And I'd like to officially nominate Donna Troy for the title of Dumbest Heroine Ever just for this moment alone.
What's that? My dead husband wants me to hold my dead son? No problem!
GREEN LANTERN #46 - This issue is titled Uneasy Alliance. And boy does that sum it up.
* Hal Jordan, Sinestro, Carol Ferris and Indigo One form the titular Uneasy Alliance as Zamaron is captured by the Black Lanterns.
* We find out that the mysterious dead couple, whose endless love created the violet star sapphires that the Zamarons used to power their love-based Corps were a previous reincarnation of Hawkman and Hawkgirl. Way to tie it together, Johns!
* Sinestro finally confronts - and defeats - Mongul, as they fight for control over the fear-powered Sinestro Corps. Bonus Points - Sinestro does this in order to save the homeworld that has shunned him. Nice thematic resonance for the Green Lantern saga as the idea of a hero having to save the people who rejected his heroism has come up several times (Hal saving the Earth after the Parallax incident, Sodam Yat saving Daxam...)
Lots of cool moments, but for my money, the best is Carol giving voice to the thoughts that 90% of the reading audience had about the new Star Sapphire uniform.
JACK OF FABLES #38 - Not much to tell in this issue. Jack is continuing to get fatter and balder. His son, Jack Frost, has undertaken his first serious quest as a hero. Plot wise nothing much has changed. So now for something completely different - the adventures of Babe The Blue Ox!
KNIGHTS OF THE DINNER TABLE #154 - A nice jumping-on issue for those who have been curious about this book but haven't dared tried an issue yet because of the on-going storylines. The Knights and The Black Hands gear up to go to a gaming convention but Bob, Dave and Brian get locked in Brian's basement before they can get on the road.
Hilarity ensues as three gamers resort to children's board games in order to get their gaming fix, though playing Mystery Date using the cards from a nudie playing card deck in lieu of the actual dates is rather inspired as are Bob's attempts to run a Hackmaster campaign without his usual gear.
Who would have thought you could turn Clue into Ravenloft? Only a mad genius like Bob!
WARLORD #7 - Honestly, how much you will enjoy this issue will depend upon four factors.
1. How much you like Mike Grell's writing.
2. How much you like Mike Grell's artwork.
3. Your tolerance for mystery stories where you are left to puzzle things out along with the hero.

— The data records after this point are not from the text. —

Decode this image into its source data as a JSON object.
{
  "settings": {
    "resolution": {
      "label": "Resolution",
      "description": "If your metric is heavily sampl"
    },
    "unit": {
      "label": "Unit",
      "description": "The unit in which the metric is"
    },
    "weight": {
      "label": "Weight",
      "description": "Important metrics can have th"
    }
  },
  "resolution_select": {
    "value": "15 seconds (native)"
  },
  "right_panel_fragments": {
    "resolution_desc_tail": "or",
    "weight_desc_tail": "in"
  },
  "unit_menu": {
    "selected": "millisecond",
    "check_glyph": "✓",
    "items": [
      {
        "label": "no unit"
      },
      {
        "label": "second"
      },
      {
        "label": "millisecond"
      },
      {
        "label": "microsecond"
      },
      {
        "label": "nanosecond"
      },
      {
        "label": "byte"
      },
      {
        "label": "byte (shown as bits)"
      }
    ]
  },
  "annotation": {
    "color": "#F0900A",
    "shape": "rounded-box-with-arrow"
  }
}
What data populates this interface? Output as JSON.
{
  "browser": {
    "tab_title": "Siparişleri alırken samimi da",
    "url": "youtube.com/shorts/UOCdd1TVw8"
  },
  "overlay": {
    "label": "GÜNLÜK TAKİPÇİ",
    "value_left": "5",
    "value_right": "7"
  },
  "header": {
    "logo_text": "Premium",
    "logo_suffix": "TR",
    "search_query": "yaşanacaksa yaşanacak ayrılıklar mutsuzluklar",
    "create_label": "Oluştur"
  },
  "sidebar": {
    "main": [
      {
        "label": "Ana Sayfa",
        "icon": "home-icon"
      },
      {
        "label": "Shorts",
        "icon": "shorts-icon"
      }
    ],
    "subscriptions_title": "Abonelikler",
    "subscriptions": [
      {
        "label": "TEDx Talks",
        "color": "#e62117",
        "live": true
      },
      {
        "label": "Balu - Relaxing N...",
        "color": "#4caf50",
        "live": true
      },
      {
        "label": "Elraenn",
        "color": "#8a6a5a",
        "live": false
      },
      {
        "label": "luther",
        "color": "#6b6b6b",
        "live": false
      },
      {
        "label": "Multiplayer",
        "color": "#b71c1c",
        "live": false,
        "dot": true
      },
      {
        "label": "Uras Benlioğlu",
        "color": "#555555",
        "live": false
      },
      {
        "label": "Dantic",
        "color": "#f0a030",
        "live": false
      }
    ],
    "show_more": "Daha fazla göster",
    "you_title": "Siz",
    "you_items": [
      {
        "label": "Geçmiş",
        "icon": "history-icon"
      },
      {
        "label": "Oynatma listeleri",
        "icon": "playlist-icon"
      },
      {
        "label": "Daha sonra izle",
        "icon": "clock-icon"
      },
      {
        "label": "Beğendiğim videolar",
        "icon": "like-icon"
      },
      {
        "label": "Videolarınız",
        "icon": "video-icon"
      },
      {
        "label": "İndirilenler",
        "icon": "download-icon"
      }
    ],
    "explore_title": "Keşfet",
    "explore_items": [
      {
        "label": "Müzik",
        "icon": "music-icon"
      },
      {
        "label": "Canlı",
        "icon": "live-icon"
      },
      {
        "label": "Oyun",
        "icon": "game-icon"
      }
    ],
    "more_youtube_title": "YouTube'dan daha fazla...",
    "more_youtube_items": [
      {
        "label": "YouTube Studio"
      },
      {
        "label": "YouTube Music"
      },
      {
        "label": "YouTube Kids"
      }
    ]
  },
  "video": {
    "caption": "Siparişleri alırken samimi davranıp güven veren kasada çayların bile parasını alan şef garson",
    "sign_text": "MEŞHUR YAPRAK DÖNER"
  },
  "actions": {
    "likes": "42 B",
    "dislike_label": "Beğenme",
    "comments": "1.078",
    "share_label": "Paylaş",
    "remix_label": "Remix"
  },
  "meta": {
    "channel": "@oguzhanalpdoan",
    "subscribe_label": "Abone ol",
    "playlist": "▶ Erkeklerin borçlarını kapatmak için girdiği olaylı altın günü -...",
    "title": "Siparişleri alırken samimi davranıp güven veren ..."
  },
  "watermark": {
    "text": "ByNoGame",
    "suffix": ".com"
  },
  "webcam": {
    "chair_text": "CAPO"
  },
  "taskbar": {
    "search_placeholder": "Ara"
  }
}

4. How much you like big pages with lots of artwork, few panels and a good deal of violence and near nudity - both male and female.
My one complaint? I wish Grell had done this as a Vertigo series, because the lengths taken to keep the toga-clad virgin from showing anything while she is running around and falling out of her ripped garment are just comically ridiculous. Give that man points for being inventive, though.
WONDER WOMAN #36 - Taking it as read that anything Gail Simone writes is brilliant and funny, what else can I say about this issue?
I like how the contrived romance with Nemesis started and promoted by the previous writing teams has finally been ended.
I like how Giganta calls a momentary truce to talk relationship conflicts with a clearly upset Diana - something she can full well relate to being a growing supervillain who is dating a shrinking superhero. (The Atom shout out for the win!)
I like the continued resistance that the female amazons (especially the former queen's honor guard) show to their new male counterparts.
But mostly? I love this moment as Diana confronts the newly-crowned Amazon King Achilles.
If you aren't reading this book, you should be.